"Oh daddy, whaddya want?" The blurry figure of an attractive blond, but slightly heavy-set young girl came into my view. He put his arm around her shoulder; his pride was unmistakable. "This is my daughter, Kelsie."
I nodded at her.
"Are ya havin' a good time?"
I wasn't sure if she meant Kathy and I or her dad, Birthday Boy.
He smiled at all of us,"What's more importan' than bein' with family and friends at my big 5-0?"
An older, heavier but less made-up version of the teen girl stepped into my view. Long blond hair and a friendly, wide smile caught my attention. She offered her hand, "So nice to meet you. I've seen your comments on Facebook. My daughter here actually sent out the invitations for the surprise party." She looked approvingly at Kelsie.
"So nice to meet you, Kathy." I didn't risk offering my hand. It was a casual outing, after all.
When they all left, I turned to my friend, "Okay, spill it!" I grinned at my pun, "Why did you tell him I spilled the drink?”

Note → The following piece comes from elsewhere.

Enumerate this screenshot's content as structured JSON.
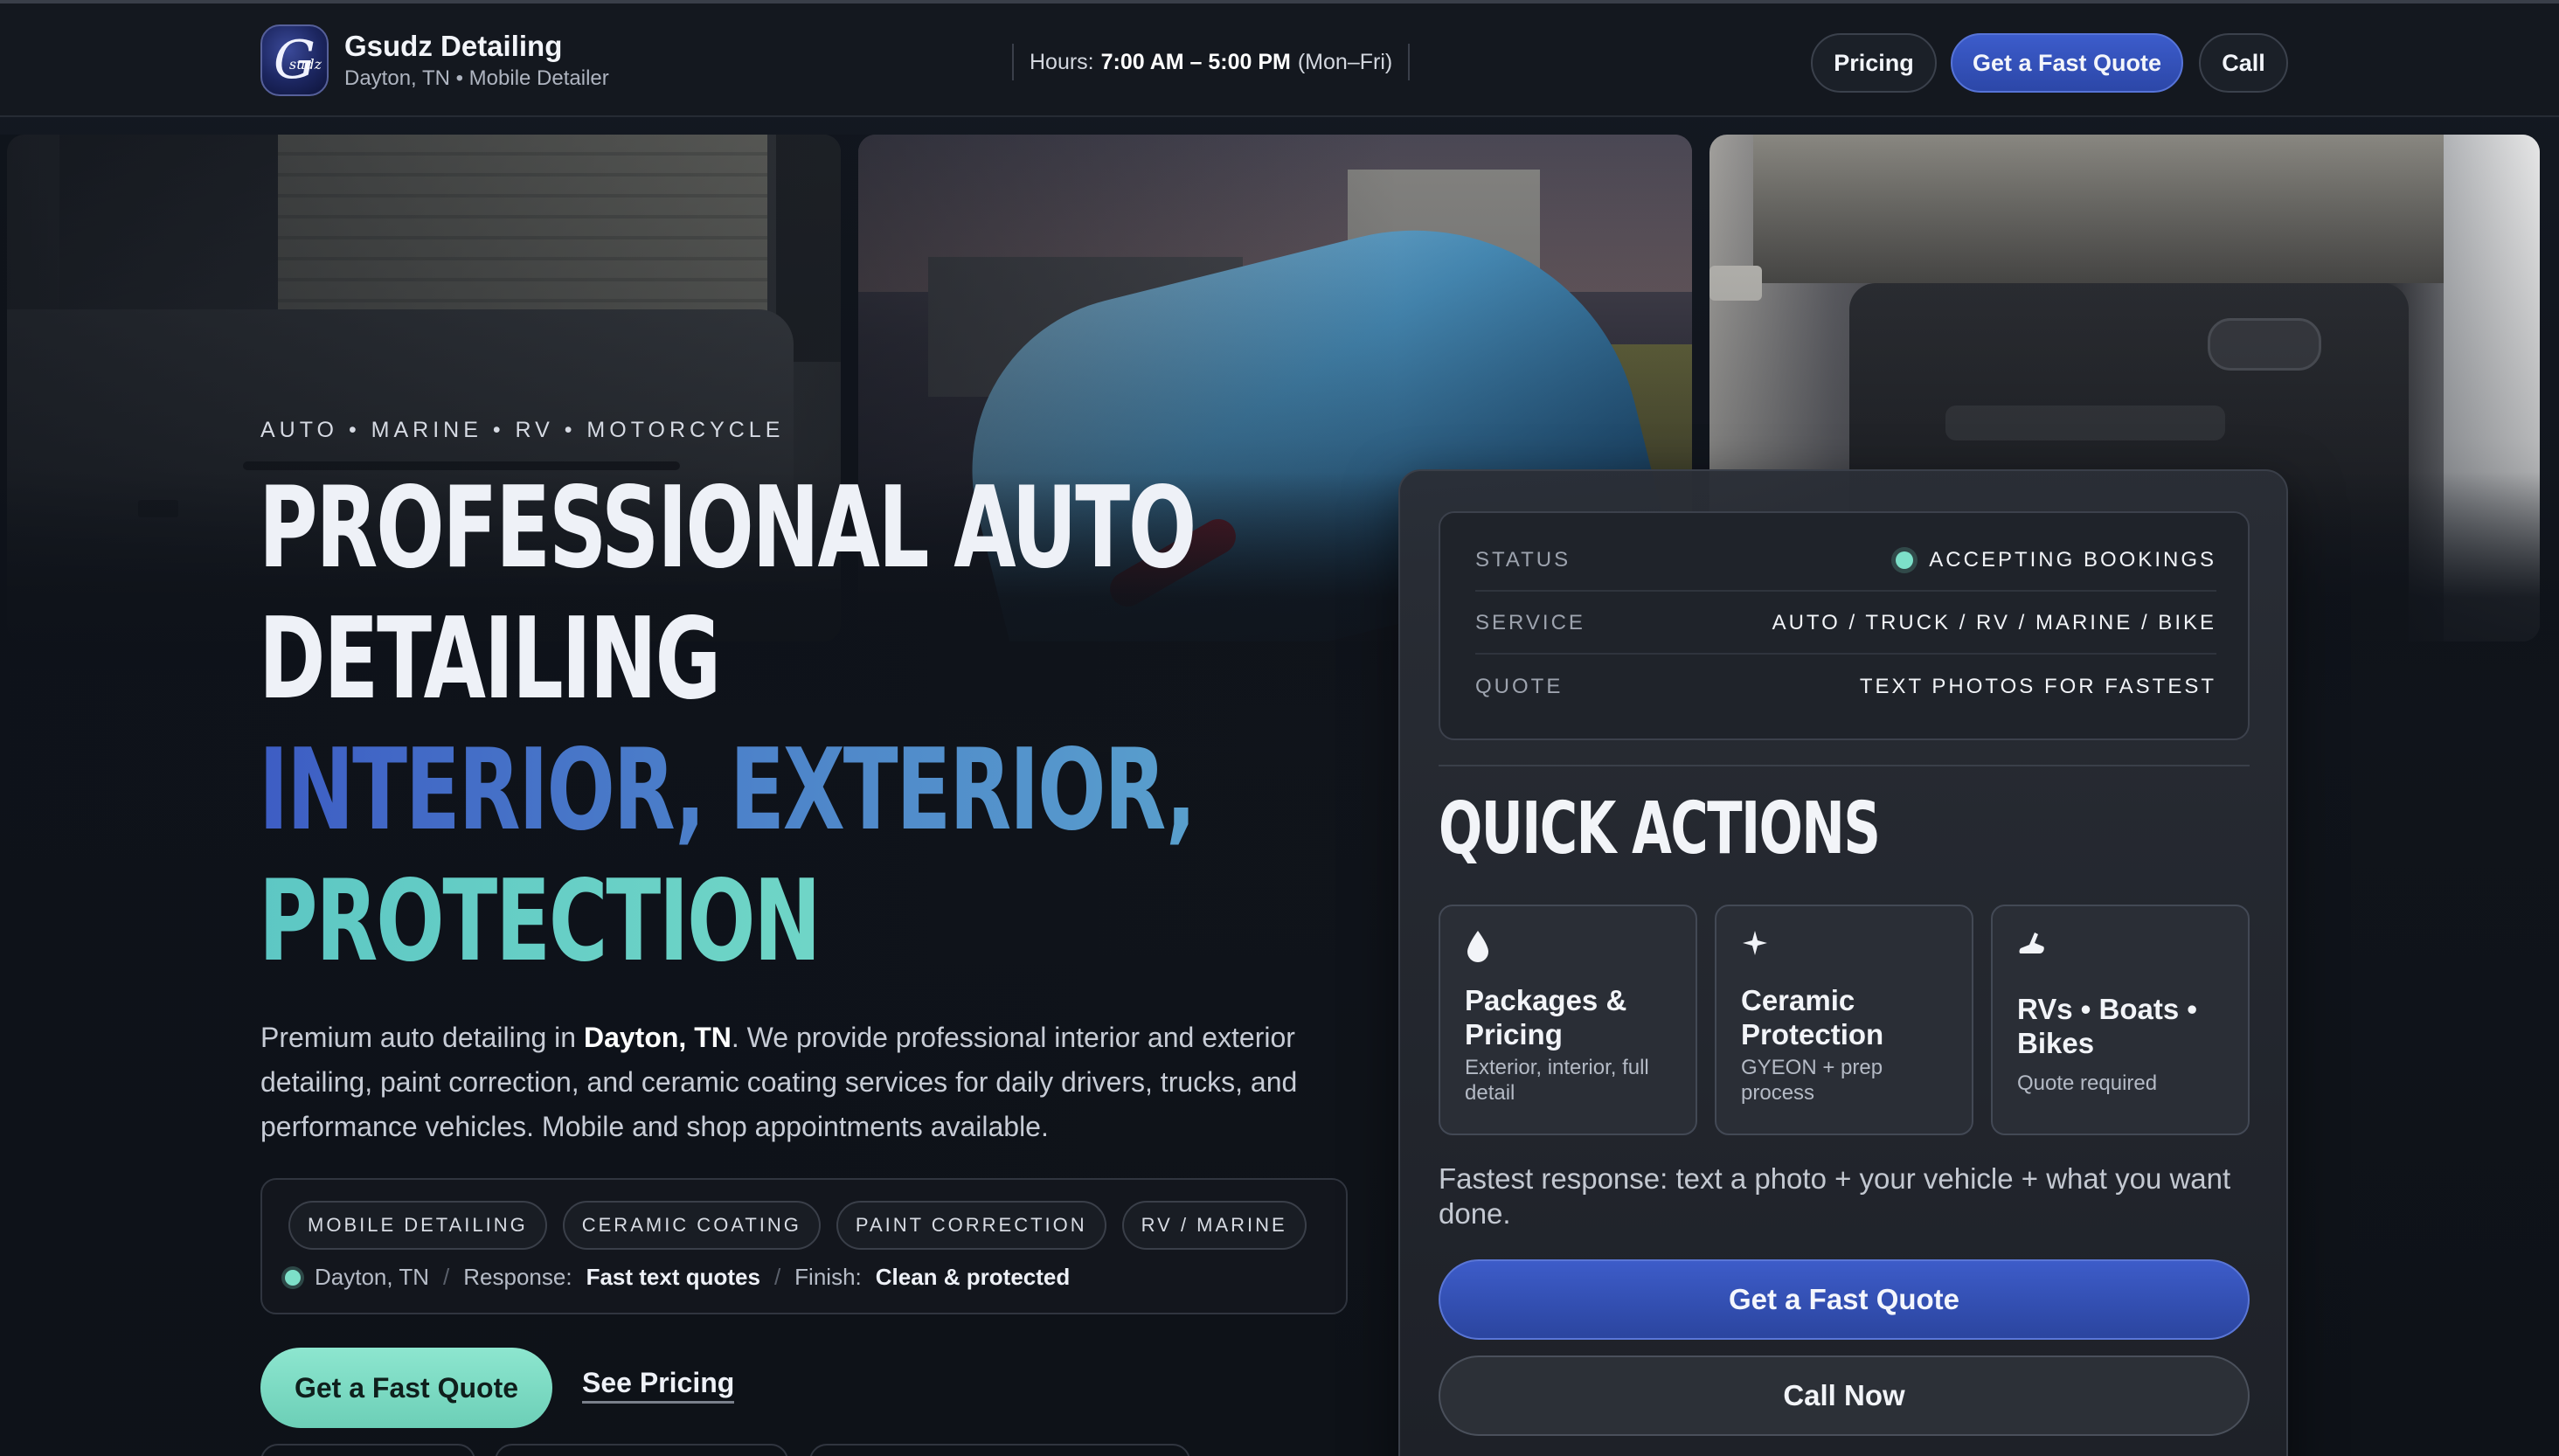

“I thought he might offer to buy me another one.” She made a face.
I rolled my eyes. What could I say? "It didn't work now, did it?"
"Nope," She laughed. "Be right back. I'm gonna get a Coke now. But don't go near it!" she joked.
"Don't worry. I don't think I could stand a repeat performance."
The rest of the night passed by without incident-- if you don't include me knocking two pieces of cake out of Kathy's hand before leaving or drawing the attention of another former classmate with my cane. I'll just have to get used to these "happenstances." Is that the right word? It was noteworthy that I managed to go through the buffet line without dumping any chicken wings ... wasn't sure how I could carry a plateful of food and manage my cane at the same time! But slow and steady makes the grade...
Birthday Boy reveled in the attention of family, close friends and old acquaintances. He was kind, generous and very welcoming. I was so glad that I came to be part of this celebration! I think sometimes as in the case of old - let me change that to "former" classmates meeting up -- where there is no bond due to a lifetime of different experiences, the "lifetime ago" becomes that bond. It's kind of a neat feeling.